### WHAT YOU WILL DO
The records below must be copied in full; omit the images.

Dataset entries:
* * * * * * * * *

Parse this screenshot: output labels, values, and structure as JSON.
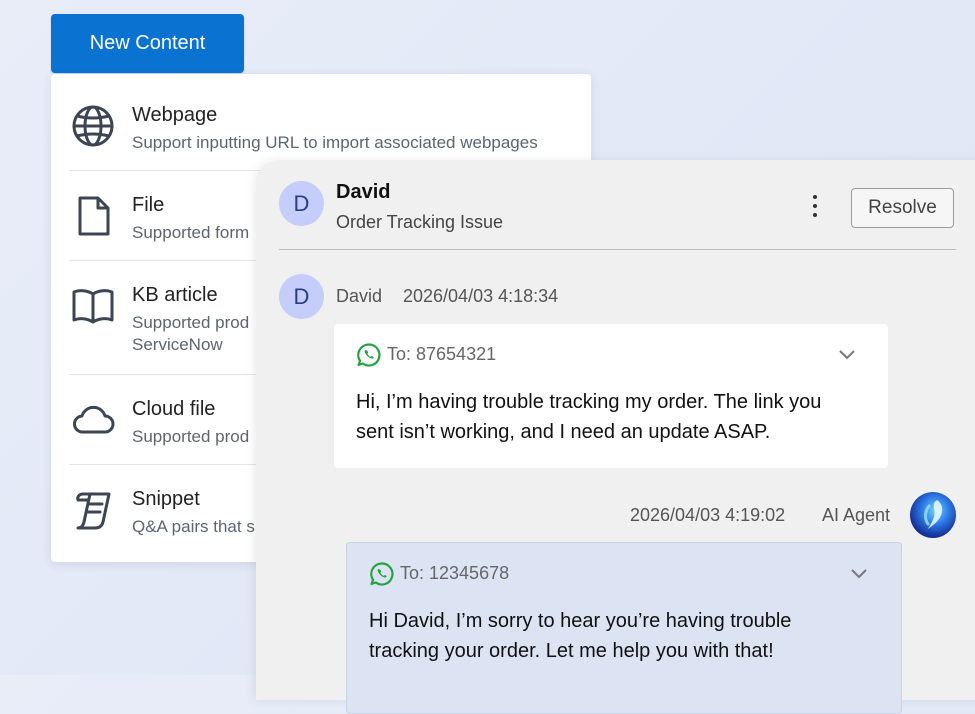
{
  "new_content_button": "New Content",
  "menu": {
    "items": [
      {
        "title": "Webpage",
        "desc": "Support inputting URL to import associated webpages",
        "desc2": ""
      },
      {
        "title": "File",
        "desc": "Supported form",
        "desc2": ""
      },
      {
        "title": "KB article",
        "desc": "Supported prod",
        "desc2": "ServiceNow"
      },
      {
        "title": "Cloud file",
        "desc": "Supported prod",
        "desc2": ""
      },
      {
        "title": "Snippet",
        "desc": "Q&A pairs that s",
        "desc2": ""
      }
    ]
  },
  "chat": {
    "avatar_initial": "D",
    "contact_name": "David",
    "subject": "Order Tracking Issue",
    "resolve_label": "Resolve",
    "messages": [
      {
        "sender": "David",
        "avatar_initial": "D",
        "time": "2026/04/03 4:18:34",
        "to": "To: 87654321",
        "line1": "Hi, I’m having trouble tracking my order. The link you",
        "line2": "sent isn’t working, and I need an update ASAP."
      },
      {
        "sender": "AI Agent",
        "time": "2026/04/03 4:19:02",
        "to": "To: 12345678",
        "line1": "Hi David, I’m sorry to hear you’re having trouble",
        "line2": "tracking your order. Let me help you with that!"
      }
    ]
  },
  "colors": {
    "primary_button": "#0a73d2",
    "avatar_bg": "#c5cdfa",
    "incoming_bubble": "#ffffff",
    "outgoing_bubble": "#dce4f3",
    "whatsapp_green": "#25a244"
  },
  "icons": {
    "webpage": "globe-icon",
    "file": "file-icon",
    "kb_article": "book-icon",
    "cloud_file": "cloud-icon",
    "snippet": "scroll-icon",
    "channel": "whatsapp-icon",
    "expand": "chevron-down-icon",
    "more": "more-vertical-icon"
  }
}
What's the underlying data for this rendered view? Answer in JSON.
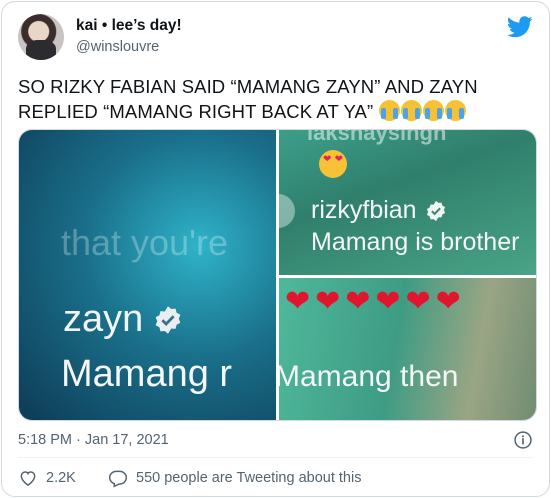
{
  "tweet": {
    "user": {
      "name": "kai • lee’s day!",
      "handle": "@winslouvre"
    },
    "text": "SO RIZKY FABIAN SAID “MAMANG ZAYN” AND ZAYN REPLIED “MAMANG RIGHT BACK AT YA”",
    "emoji_name": "loudly-crying-face",
    "emoji_count": 4,
    "media": {
      "left": {
        "ghost_text": "that you're",
        "username": "zayn",
        "caption": "Mamang r"
      },
      "top_right": {
        "top_text": "iaksnaysingh",
        "username": "rizkyfbian",
        "comment": "Mamang is brother"
      },
      "bottom_right": {
        "hearts": "❤❤❤❤❤❤",
        "comment": "Mamang then"
      }
    },
    "timestamp": "5:18 PM · Jan 17, 2021",
    "likes": "2.2K",
    "conversation_label": "550 people are Tweeting about this"
  },
  "colors": {
    "twitter_blue": "#1d9bf0",
    "text_primary": "#0f1419",
    "text_secondary": "#536471",
    "border": "#cfd9de"
  },
  "icons": [
    "twitter-bird-icon",
    "info-icon",
    "heart-icon",
    "reply-bubble-icon",
    "verified-badge-icon"
  ]
}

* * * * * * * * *

### RESULT FOR THIS TASK
Parse this screenshot: output labels, values, and structure as JSON.
{
  "new_content_button": "New Content",
  "menu": {
    "items": [
      {
        "title": "Webpage",
        "desc": "Support inputting URL to import associated webpages",
        "desc2": ""
      },
      {
        "title": "File",
        "desc": "Supported form",
        "desc2": ""
      },
      {
        "title": "KB article",
        "desc": "Supported prod",
        "desc2": "ServiceNow"
      },
      {
        "title": "Cloud file",
        "desc": "Supported prod",
        "desc2": ""
      },
      {
        "title": "Snippet",
        "desc": "Q&A pairs that s",
        "desc2": ""
      }
    ]
  },
  "chat": {
    "avatar_initial": "D",
    "contact_name": "David",
    "subject": "Order Tracking Issue",
    "resolve_label": "Resolve",
    "messages": [
      {
        "sender": "David",
        "avatar_initial": "D",
        "time": "2026/04/03 4:18:34",
        "to": "To: 87654321",
        "line1": "Hi, I’m having trouble tracking my order. The link you",
        "line2": "sent isn’t working, and I need an update ASAP."
      },
      {
        "sender": "AI Agent",
        "time": "2026/04/03 4:19:02",
        "to": "To: 12345678",
        "line1": "Hi David, I’m sorry to hear you’re having trouble",
        "line2": "tracking your order. Let me help you with that!"
      }
    ]
  },
  "colors": {
    "primary_button": "#0a73d2",
    "avatar_bg": "#c5cdfa",
    "incoming_bubble": "#ffffff",
    "outgoing_bubble": "#dce4f3",
    "whatsapp_green": "#25a244"
  },
  "icons": {
    "webpage": "globe-icon",
    "file": "file-icon",
    "kb_article": "book-icon",
    "cloud_file": "cloud-icon",
    "snippet": "scroll-icon",
    "channel": "whatsapp-icon",
    "expand": "chevron-down-icon",
    "more": "more-vertical-icon"
  }
}
What's the underlying data for this rendered view? Answer in JSON.
{
  "tweet": {
    "user": {
      "name": "kai • lee’s day!",
      "handle": "@winslouvre"
    },
    "text": "SO RIZKY FABIAN SAID “MAMANG ZAYN” AND ZAYN REPLIED “MAMANG RIGHT BACK AT YA”",
    "emoji_name": "loudly-crying-face",
    "emoji_count": 4,
    "media": {
      "left": {
        "ghost_text": "that you're",
        "username": "zayn",
        "caption": "Mamang r"
      },
      "top_right": {
        "top_text": "iaksnaysingh",
        "username": "rizkyfbian",
        "comment": "Mamang is brother"
      },
      "bottom_right": {
        "hearts": "❤❤❤❤❤❤",
        "comment": "Mamang then"
      }
    },
    "timestamp": "5:18 PM · Jan 17, 2021",
    "likes": "2.2K",
    "conversation_label": "550 people are Tweeting about this"
  },
  "colors": {
    "twitter_blue": "#1d9bf0",
    "text_primary": "#0f1419",
    "text_secondary": "#536471",
    "border": "#cfd9de"
  },
  "icons": [
    "twitter-bird-icon",
    "info-icon",
    "heart-icon",
    "reply-bubble-icon",
    "verified-badge-icon"
  ]
}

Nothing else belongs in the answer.